The incident resulted in the evacuation of nearby residents and the closure of local roads and highways. The fire burned for several hours and damaged nearby buildings and infrastructure. Fortunately, there were no reports of injuries or fatalities as a result.
Sabotage caused the train to go off the tracks. The incident also reignited concerns about the safety of transporting hazardous materials by rail, particularly crude oil, which has been involved in several high-profile accidents in recent years.
It took several weeks to fully clear the area of debris and repair the devastation caused by the accident.
4. Dunsmuir, Calif., Train Derailment
A Southern Pacific Railroad train derailment in Dunsmuir, Calif., occurred on July 14, 1991. The train was carrying thousands of gallons of the herbicide metam-sodium. More than 19,000 gallons of Vapam, a weed killer and soil sterilizer, leaked into the river. This spill killed fish and vegetation and sickened hundred in the Dunsmuir area. More than 300 people underwent triage.
Ultimately, officials determined stringlining caused the derailment, which means the train attempted to straighten while rounding a curve. The incident impacted the instream habitat and wildlife, such as fish and amphibians. The resulting cleanup took weeks.
5. Mantua Creek Train Derailment in Paulsboro, N.J.
On Nov. 30, 2012, a train carrying vinyl chloride derailed on a bridge in Paulsboro, N.J., causing several rail cars to fall into the Mantua Creek.
The derailment released a large amount of dangerous, carcinogenic and highly flammable vinyl chloride into the air, necessitating the evacuation of hundreds of residents. Dozens of people reportedly received treatment at a local hospital for respiratory problems. The cleanup and investigation of the incident lasted for several weeks.
The National Transportation Safety Board investigated the derailment and issued a report that cited several factors — including a faulty signal, ineffective bridge maintenance and inadequate emergency response procedures — as contributors to the incident. The NTSB also made several recommendations to improve rail safety and emergency response procedures in the future.
6. Norfolk Southern Train Derailment in East Palestine, Ohio
One of the worst train derailments in recent history occurred in East Palestine, Ohio, on Feb. 3, 2023, on a route from Madison, Ill., to Conway, Penn.
The train was carrying toxic chemicals, and when it derailed, the chemicals ignited a fire that damaged 12 cars. Though authorities carried out a controlled release of the chemicals and burned off some hazardous cargo, citizens became concerned about the environmental and health impacts.

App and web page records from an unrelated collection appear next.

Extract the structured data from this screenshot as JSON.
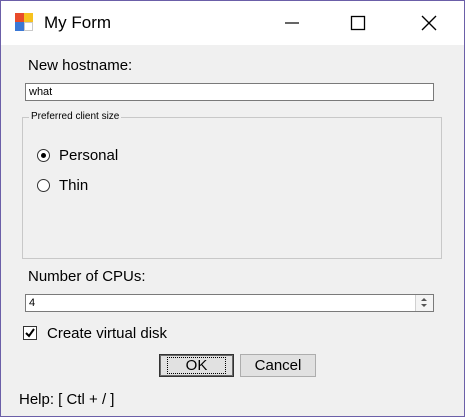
{
  "window": {
    "title": "My Form",
    "controls": {
      "minimize": "minimize",
      "maximize": "maximize",
      "close": "close"
    }
  },
  "form": {
    "hostname_label": "New hostname:",
    "hostname_value": "what",
    "client_group_label": "Preferred client size",
    "options": [
      {
        "label": "Personal",
        "selected": true
      },
      {
        "label": "Thin",
        "selected": false
      }
    ],
    "cpus_label": "Number of CPUs:",
    "cpus_value": "4",
    "virtual_disk_label": "Create virtual disk",
    "virtual_disk_checked": true,
    "ok_label": "OK",
    "cancel_label": "Cancel",
    "help_text": "Help: [ Ctl + / ]"
  },
  "colors": {
    "window_bg": "#f0f0f0",
    "titlebar_bg": "#ffffff",
    "border": "#6b5fa8"
  }
}
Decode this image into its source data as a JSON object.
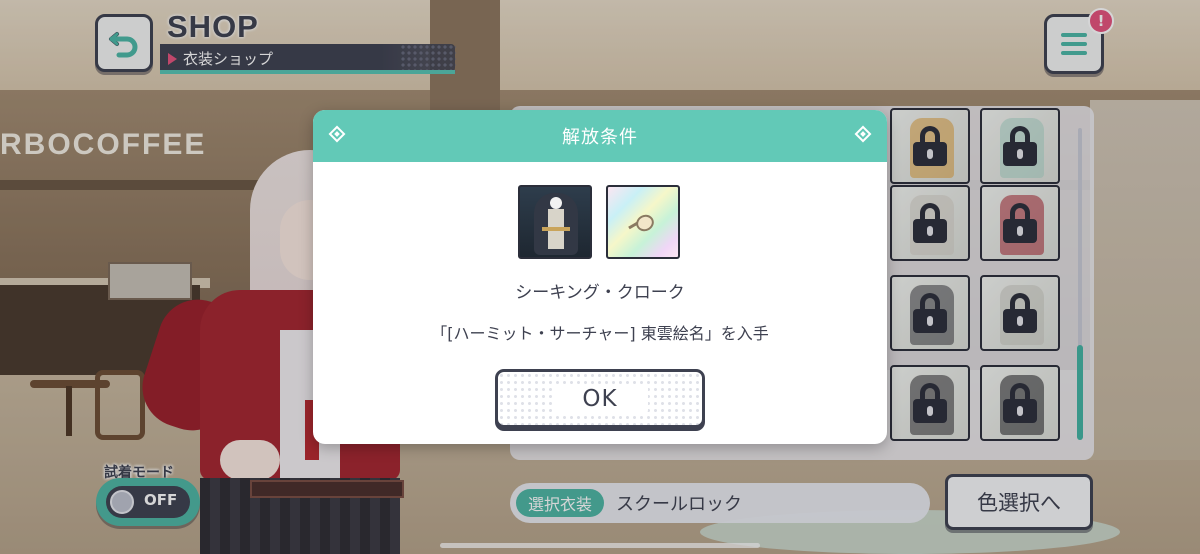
{
  "background": {
    "shop_sign_text": "RBOCOFFEE"
  },
  "header": {
    "title": "SHOP",
    "subtitle": "衣装ショップ",
    "back_icon": "back-arrow-icon",
    "menu_icon": "hamburger-menu-icon",
    "notice_badge": "!"
  },
  "grid": {
    "cells": [
      {
        "outfit_color": "#e2a23a",
        "locked": true
      },
      {
        "outfit_color": "#a9d7c8",
        "locked": true
      },
      {
        "outfit_color": "#d5cfc6",
        "locked": true
      },
      {
        "outfit_color": "#a9202d",
        "locked": true
      },
      {
        "outfit_color": "#3a3a40",
        "locked": true
      },
      {
        "outfit_color": "#c9c9c0",
        "locked": true
      },
      {
        "outfit_color": "#2c2a2e",
        "locked": true
      },
      {
        "outfit_color": "#1c1b1f",
        "locked": true
      }
    ]
  },
  "trial_mode": {
    "label": "試着モード",
    "state": "OFF"
  },
  "selected_costume": {
    "label": "選択衣装",
    "value": "スクールロック"
  },
  "color_select_button": "色選択へ",
  "modal": {
    "title": "解放条件",
    "costume_name": "シーキング・クローク",
    "condition": "「[ハーミット・サーチャー] 東雲絵名」を入手",
    "ok_label": "OK"
  },
  "colors": {
    "accent": "#62c9b7",
    "dark": "#3e4150",
    "pink": "#e6527d"
  }
}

Up to 2,000 residents evacuated soon after the derailment.
The chemical spill affected miles of stream water and killed thousands of fish. The following hazardous materials on the train leached into the air, water and soil.
- Vinyl chloride
- Butyl acrylate
- Ethylhexyl acrylate
- Ethylene glycol monobutyl ether
Prevent Future Train Disasters With Hazmat School
Toxic train spills can be disastrous for the environment and human health. While we have improved how we transport hazardous materials by rail, incidents still occur. We must continue learning from our mistakes and implementing measures to prevent similar incidents in the future. By doing so, we can protect our environment and communities from the devastating effects of toxic chemical spills.